Report: Short-form content key for Tweens’ sports fandom
November 29, 2023
We are Family, the marketing agency group specialising in children, young people, and their families, has launched its first Global Kids Sports Report, uncovering key data and insights on the role and importance of sports fandom in the Tween market.
The report was undertaken with input from the research teams of some of the world’s biggest sporting brands, sporting bodies and academia, including Manchester City Football Group, West Ham Football Group, San Diego Padres, Red Bull Racing, Table Tennis England, British Fencing, The Youth Sport Trust and California State University, Fullerton.
Undertaking the research with over 4,300 Tweens (7–12-year-olds) and their families across seven markets – UK, US, Germany, Spain, Italy, France and Singapore – the research has a particular focus on content consumption and uncovers how sporting bodies, brands and broadcasters can better understand and engage with the next generation of sport fans and retain them as lifelong viewers, players and supporters.
Key takeaways and insights include:
Advantages of fandoms are not onlybeneficial to sporting bodies and personalities, but also vital for broadcasters looking to attain and retain their viewing figures, and the sponsorship opportunities that go along with it.
Fans make the strongest advocates and will stick with their favourite sport, team and sportsperson through thick and thin. Therefore, creating a fanbase as early on as possible will not only impact long-lasting loyalty, but also help establish where Tweens and families choose to put their hard-earned money.
Establishing that fandom starts as young as 5 and blossoms at around 10 – when kids self-declare their fandom – We are Family highlights how creating a family-friendly environment and experience is important to engaging and nurturing that loyalty. Understanding that a child’s family and friends’ ‘tribe’ is fundamental in building and creating lifelong fans, brands and broadcasters need to be thinking of how they can pitch ideas and content that appeals to both existing and future fans (particularly to 7–12-year-olds).
Interestingly, only half of Tweens have been to a live sports event which resulted in mixed feelings on the experience side of sporting fixtures. Despite spending time with their families, experiencing a win in person, and seeing the players up close, came out as big positives. However, many Tweens found the live experience overwhelming, with many children not being comfortable in big crowds and noisy environments, resulting in negative feelings towards the event or even not wanting to go again.
Maurice Wheeler, CEO of We Are Family UK and Global Research Lead said: “Enjoyment, fun and winning were the top cited benefits for Tweens across all sports and all countries, so making sure that coverage and content encapsulates that feeling will help maximise the chance of forging a lifelong bond.”

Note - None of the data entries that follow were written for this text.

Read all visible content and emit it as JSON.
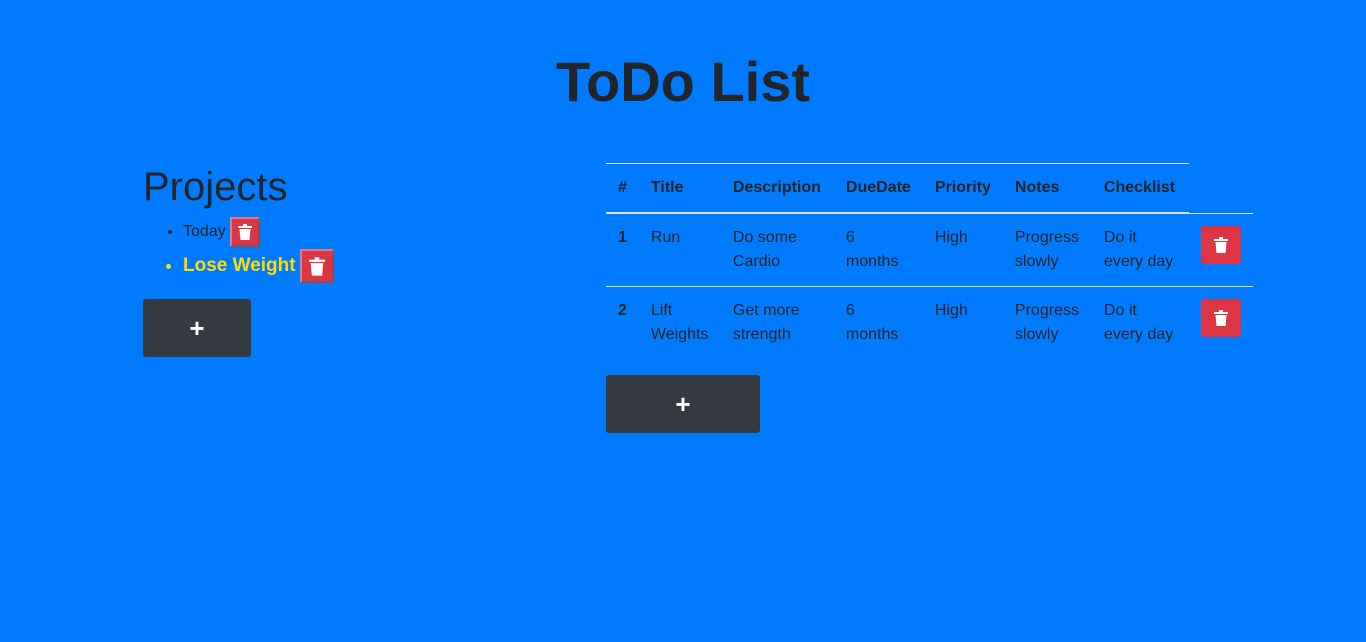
{
  "header": {
    "title": "ToDo List"
  },
  "projects": {
    "heading": "Projects",
    "items": [
      {
        "label": "Today",
        "active": false
      },
      {
        "label": "Lose Weight",
        "active": true
      }
    ],
    "add_label": "+"
  },
  "todos": {
    "columns": [
      "#",
      "Title",
      "Description",
      "DueDate",
      "Priority",
      "Notes",
      "Checklist"
    ],
    "rows": [
      {
        "num": "1",
        "title": "Run",
        "description": "Do some Cardio",
        "due": "6 months",
        "priority": "High",
        "notes": "Progress slowly",
        "checklist": "Do it every day"
      },
      {
        "num": "2",
        "title": "Lift Weights",
        "description": "Get more strength",
        "due": "6 months",
        "priority": "High",
        "notes": "Progress slowly",
        "checklist": "Do it every day"
      }
    ],
    "add_label": "+"
  },
  "colors": {
    "background": "#007bff",
    "danger": "#dc3545",
    "dark": "#343a40",
    "highlight": "#ffdd00"
  },
  "icons": {
    "delete": "trash-icon"
  }
}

A huge positive for the industry is that ‘watching their teams play’, is the number one way that Tweens express their fandom. However, only 50 per cent say they regularly watch live broadcast games and competitions with their favourite team, and 37 per cent say the same in relation to their favourite sports star. Of all the channels they use to get their sports content, YouTube is by far the most popular with 58 per cent checking into YouTube on a weekly basis and traditional broadcasters coming in second at just 40.7 per cent.

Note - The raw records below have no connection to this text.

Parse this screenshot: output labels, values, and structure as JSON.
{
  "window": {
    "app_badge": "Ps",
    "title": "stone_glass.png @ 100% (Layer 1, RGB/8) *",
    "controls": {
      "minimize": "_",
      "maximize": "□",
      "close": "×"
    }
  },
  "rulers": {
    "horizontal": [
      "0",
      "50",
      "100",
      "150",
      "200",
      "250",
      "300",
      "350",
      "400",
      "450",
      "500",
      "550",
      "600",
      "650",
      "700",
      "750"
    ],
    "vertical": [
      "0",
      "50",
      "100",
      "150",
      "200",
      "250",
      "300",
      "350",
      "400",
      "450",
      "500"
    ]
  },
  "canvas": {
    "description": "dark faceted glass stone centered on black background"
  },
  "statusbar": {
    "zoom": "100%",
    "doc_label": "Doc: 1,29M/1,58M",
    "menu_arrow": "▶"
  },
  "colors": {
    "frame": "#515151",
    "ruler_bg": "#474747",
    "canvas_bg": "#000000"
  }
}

Consuming content might be the number one thing that kids like to do, but they like to get their sports content from multiple channels and on average, children with a favourite team or sports personality will check 4.7 different channels each week.
Wheeler added: “Broadcasters need to focus on what they can bring to their coverage of live sport to bring a new generation on board. We know that kids love being fans and want to keep up with their team or favourite players, but the way they want to do so is changing. Shorter-form content is winning and outside of knowing who is the most talented (across all sports), they actually want to get under the skin of the people and teams they admire.”
Despite 21 per cent of Tween fans following their favourite sports stars on official social media channels, there is also a broader trend thanks to TikTok’s algorithm removing the need for ‘newness’ in content which has in turn changed the content that Tweens are watching. Rather than seeking out the most up to date videos, this age group are engaging with, and favouring, clips and compilations of great sporting moments from the past as much as the present; and goes some way to understanding why live sport on its own isn’t hitting the mark.
Another impact of social media on fan engagement is that Tweens like a mixture of official and unofficial content. When asked whether they like to consume official (of which 59.9 per cent had a preference) or unofficial (40.5 per cent had a preference) content, less than 15 per cent selected ‘both’ and so preferring just one or the other. This is borne out in the hundreds of Messi Fan accounts on TikTok where Tweens will create their own edits of the player’s best moments.
A quarter of Tweens are also seeking out “content about the biography of the sportsperson”, showing how storytelling and player power is also just as important for Tweens as it is with adults – a trend we’re seeing more of with talent-led documentaries like Drive to Survive and Beckham becoming increasingly popular.
Wheeler said of the data collected on channels and content: “It was interesting to see so clearly that being new and up to the minute isn’t what appeals to this demographic. When they are being fed information all the time, it makes sense that they crave entertainment and fun first – something that played out starkly in our research.”